SOURCE DATA:
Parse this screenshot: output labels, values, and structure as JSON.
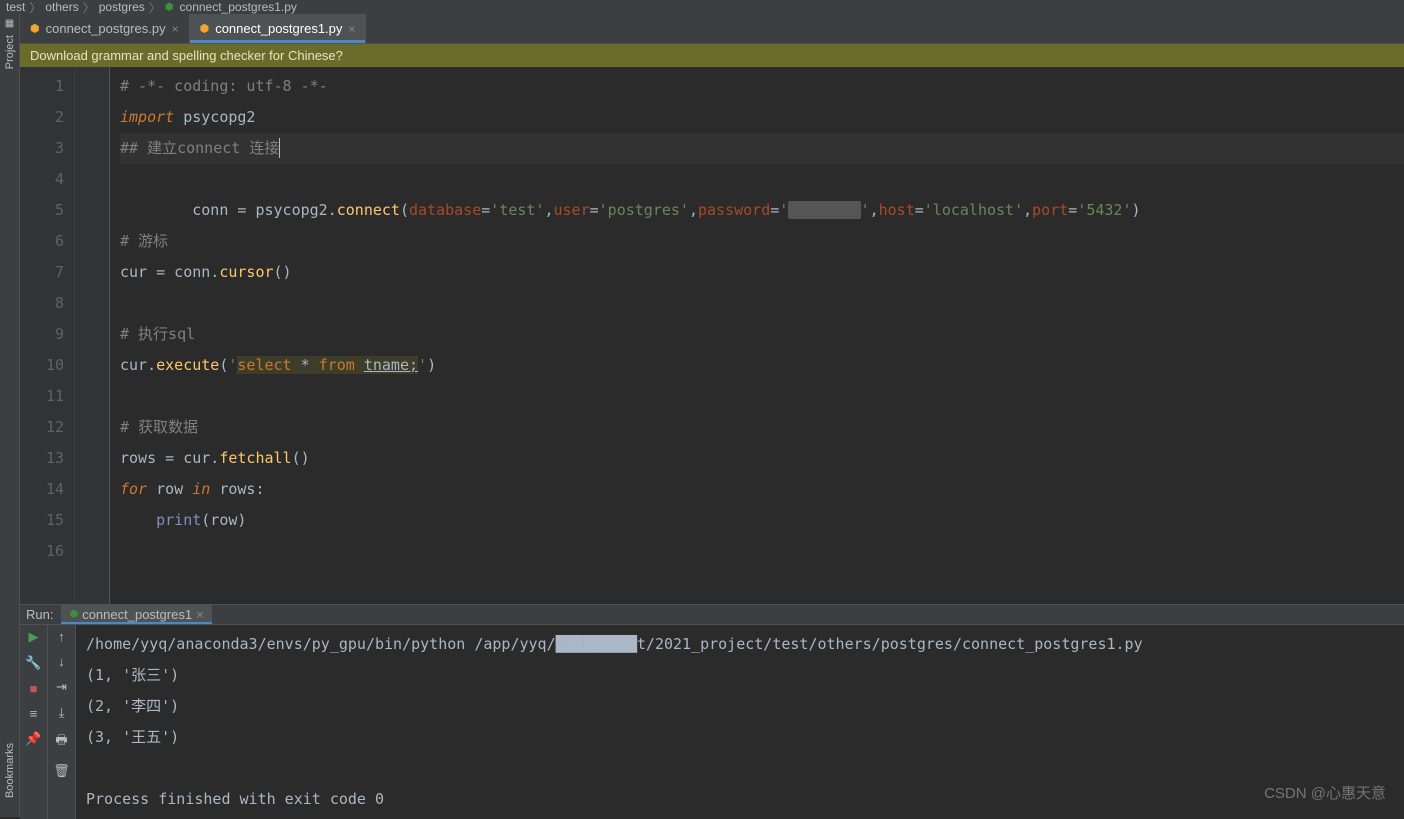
{
  "breadcrumb": {
    "items": [
      "test",
      "others",
      "postgres",
      "connect_postgres1.py"
    ]
  },
  "left_tools": {
    "project": "Project",
    "bookmarks": "Bookmarks"
  },
  "tabs": [
    {
      "label": "connect_postgres.py",
      "active": false
    },
    {
      "label": "connect_postgres1.py",
      "active": true
    }
  ],
  "banner": "Download grammar and spelling checker for Chinese?",
  "code": {
    "line_count": 16,
    "lines": {
      "l1_comment": "# -*- coding: utf-8 -*-",
      "l2_import": "import",
      "l2_mod": " psycopg2",
      "l3_comment": "## 建立connect 连接",
      "l4_a": "conn ",
      "l4_eq": "=",
      "l4_b": " psycopg2.",
      "l4_connect": "connect",
      "l4_p_open": "(",
      "l4_kw_database": "database",
      "l4_eq2": "=",
      "l4_v_database": "'test'",
      "l4_sep": ",",
      "l4_kw_user": "user",
      "l4_v_user": "'postgres'",
      "l4_kw_password": "password",
      "l4_v_password_open": "'",
      "l4_v_password_mask": "        ",
      "l4_v_password_end": "'",
      "l4_kw_host": "host",
      "l4_v_host": "'localhost'",
      "l4_kw_port": "port",
      "l4_v_port": "'5432'",
      "l4_p_close": ")",
      "l6_comment": "# 游标",
      "l7_a": "cur ",
      "l7_b": " conn.",
      "l7_cursor": "cursor",
      "l7_par": "()",
      "l9_comment": "# 执行sql",
      "l10_a": "cur.",
      "l10_execute": "execute",
      "l10_open": "(",
      "l10_q": "'",
      "l10_sql_select": "select",
      "l10_sql_star": " * ",
      "l10_sql_from": "from",
      "l10_sql_sp": " ",
      "l10_sql_tname": "tname;",
      "l10_close": ")",
      "l12_comment": "# 获取数据",
      "l13_a": "rows ",
      "l13_b": " cur.",
      "l13_fetchall": "fetchall",
      "l13_par": "()",
      "l14_for": "for",
      "l14_row": " row ",
      "l14_in": "in",
      "l14_rows": " rows",
      "l14_colon": ":",
      "l15_indent": "    ",
      "l15_print": "print",
      "l15_arg": "(row)"
    }
  },
  "run": {
    "label": "Run:",
    "tab": "connect_postgres1",
    "output": [
      "/home/yyq/anaconda3/envs/py_gpu/bin/python /app/yyq/█████████t/2021_project/test/others/postgres/connect_postgres1.py",
      "(1, '张三')",
      "(2, '李四')",
      "(3, '王五')",
      "",
      "Process finished with exit code 0"
    ]
  },
  "watermark": "CSDN @心惠天意"
}
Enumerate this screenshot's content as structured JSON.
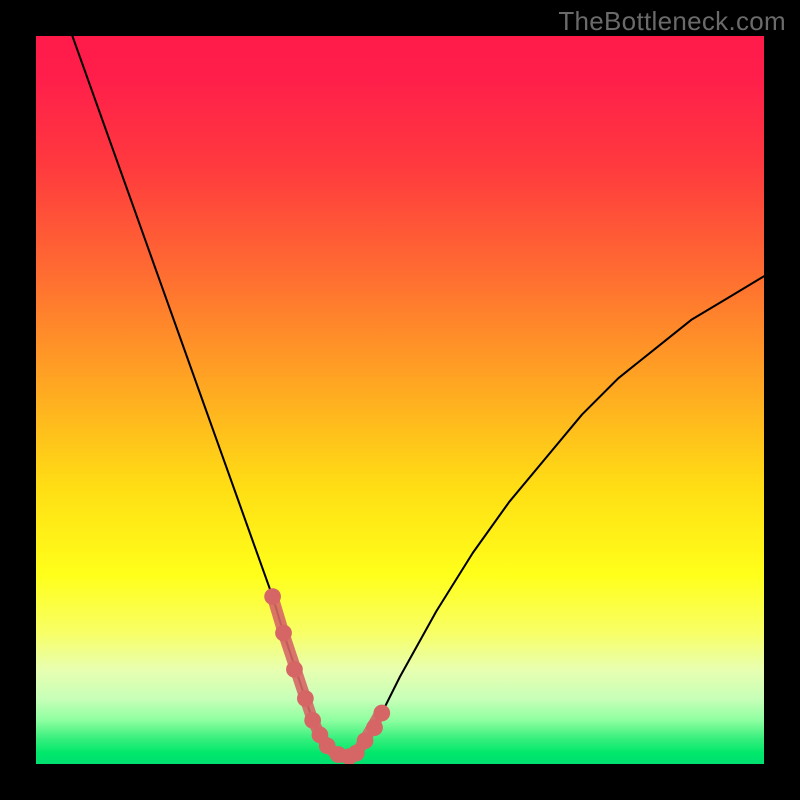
{
  "watermark": {
    "text": "TheBottleneck.com"
  },
  "chart_data": {
    "type": "line",
    "title": "",
    "xlabel": "",
    "ylabel": "",
    "xlim": [
      0,
      100
    ],
    "ylim": [
      0,
      100
    ],
    "grid": false,
    "legend": false,
    "series": [
      {
        "name": "bottleneck-curve",
        "color": "#000000",
        "x": [
          5,
          7.5,
          10,
          12.5,
          15,
          17.5,
          20,
          22.5,
          25,
          27.5,
          30,
          32.5,
          34,
          35,
          36,
          37,
          38,
          39,
          40,
          41,
          42,
          43,
          44,
          45,
          47.5,
          50,
          55,
          60,
          65,
          70,
          75,
          80,
          85,
          90,
          95,
          100
        ],
        "values": [
          100,
          93,
          86,
          79,
          72,
          65,
          58,
          51,
          44,
          37,
          30,
          23,
          18,
          15,
          12,
          9,
          6,
          4,
          2.5,
          1.5,
          1,
          1,
          1.5,
          3,
          7,
          12,
          21,
          29,
          36,
          42,
          48,
          53,
          57,
          61,
          64,
          67
        ]
      },
      {
        "name": "highlighted-zone",
        "color": "#d66666",
        "x": [
          32.5,
          34,
          35,
          36,
          37,
          38,
          39,
          40,
          41,
          42,
          43,
          44,
          45,
          47
        ],
        "values": [
          23,
          18,
          15,
          12,
          9,
          6,
          4,
          2.5,
          1.5,
          1,
          1,
          1.5,
          3,
          6.5
        ]
      }
    ],
    "highlight_markers": {
      "name": "marker-dots",
      "color": "#d66666",
      "x": [
        32.5,
        34,
        35.5,
        37,
        38,
        39,
        40,
        41.5,
        43,
        44,
        45.2,
        46.5,
        47.5
      ],
      "values": [
        23,
        18,
        13,
        9,
        6,
        4,
        2.5,
        1.3,
        1,
        1.5,
        3.2,
        5,
        7
      ]
    },
    "background_gradient": {
      "stops": [
        {
          "pos": 0.0,
          "color": "#ff1a4a"
        },
        {
          "pos": 0.06,
          "color": "#ff1f4a"
        },
        {
          "pos": 0.18,
          "color": "#ff3a3e"
        },
        {
          "pos": 0.32,
          "color": "#ff6a32"
        },
        {
          "pos": 0.48,
          "color": "#ffa722"
        },
        {
          "pos": 0.62,
          "color": "#ffde14"
        },
        {
          "pos": 0.74,
          "color": "#ffff1a"
        },
        {
          "pos": 0.82,
          "color": "#f8ff66"
        },
        {
          "pos": 0.87,
          "color": "#e8ffb0"
        },
        {
          "pos": 0.91,
          "color": "#c8ffb8"
        },
        {
          "pos": 0.94,
          "color": "#8effa0"
        },
        {
          "pos": 0.965,
          "color": "#38ef7d"
        },
        {
          "pos": 0.985,
          "color": "#00e86b"
        },
        {
          "pos": 1.0,
          "color": "#00e070"
        }
      ]
    }
  }
}
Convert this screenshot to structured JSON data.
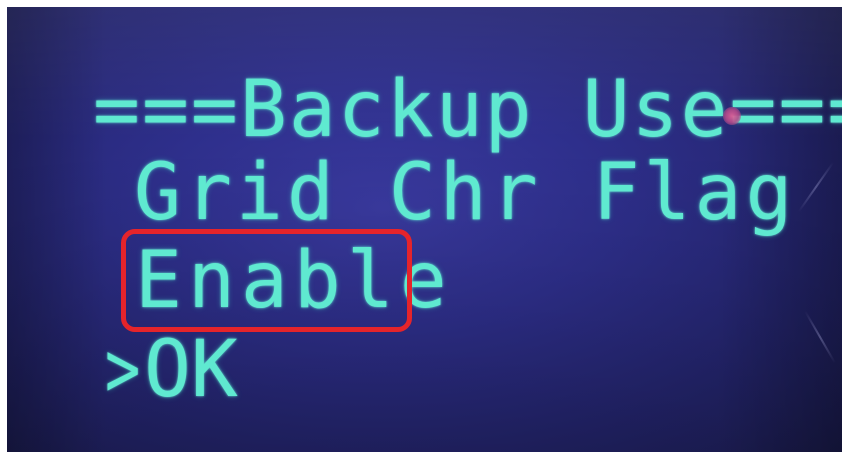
{
  "display": {
    "title_line": "===Backup Use===",
    "option_label": "Grid Chr Flag",
    "option_value": "Enable",
    "cursor_symbol": ">",
    "confirm_label": "OK"
  },
  "colors": {
    "lcd_background": "#2e2f8c",
    "lcd_text": "#5fe9d0",
    "highlight_border": "#e5242b",
    "frame": "#ffffff"
  },
  "icons": {
    "cursor": "right-angle-cursor-icon"
  }
}
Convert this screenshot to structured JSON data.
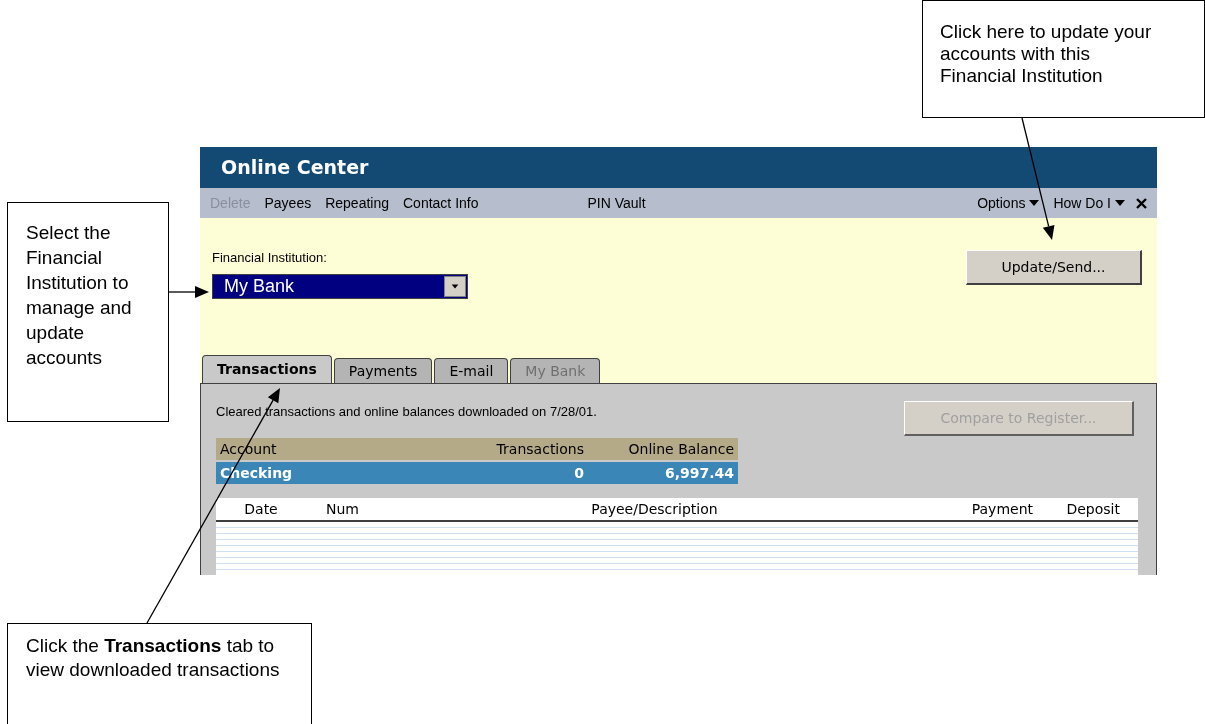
{
  "callouts": [
    {
      "text": "Click here to update your accounts with this Financial Institution"
    },
    {
      "text": "Select the Financial Institution to manage and update accounts"
    },
    {
      "text": "Click the **Transactions** tab to view downloaded transactions"
    }
  ],
  "window": {
    "title": "Online Center"
  },
  "menu": [
    {
      "label": "Delete",
      "kind": "plain",
      "disabled": true
    },
    {
      "label": "Payees",
      "kind": "plain",
      "disabled": false
    },
    {
      "label": "Repeating",
      "kind": "plain",
      "disabled": false
    },
    {
      "label": "Contact Info",
      "kind": "plain",
      "disabled": false
    },
    {
      "label": "PIN Vault",
      "kind": "center",
      "disabled": false
    },
    {
      "label": "Options",
      "kind": "dropdown",
      "disabled": false
    },
    {
      "label": "How Do I",
      "kind": "dropdown",
      "disabled": false
    }
  ],
  "institution": {
    "label": "Financial Institution:",
    "value": "My Bank"
  },
  "update_button": {
    "label": "Update/Send..."
  },
  "tabs": [
    {
      "label": "Transactions",
      "selected": true,
      "disabled": false
    },
    {
      "label": "Payments",
      "selected": false,
      "disabled": false
    },
    {
      "label": "E-mail",
      "selected": false,
      "disabled": false
    },
    {
      "label": "My Bank",
      "selected": false,
      "disabled": true
    }
  ],
  "status_text": "Cleared transactions and online balances downloaded on 7/28/01.",
  "compare_button": {
    "label": "Compare to Register...",
    "disabled": true
  },
  "accounts": {
    "columns": [
      "Account",
      "Transactions",
      "Online Balance"
    ],
    "rows": [
      {
        "cells": [
          "Checking",
          "0",
          "6,997.44"
        ],
        "selected": true
      }
    ]
  },
  "register": {
    "columns": [
      "Date",
      "Num",
      "Payee/Description",
      "Payment",
      "Deposit"
    ]
  }
}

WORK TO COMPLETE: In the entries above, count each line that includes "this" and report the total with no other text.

WRITTEN SOLUTION: 5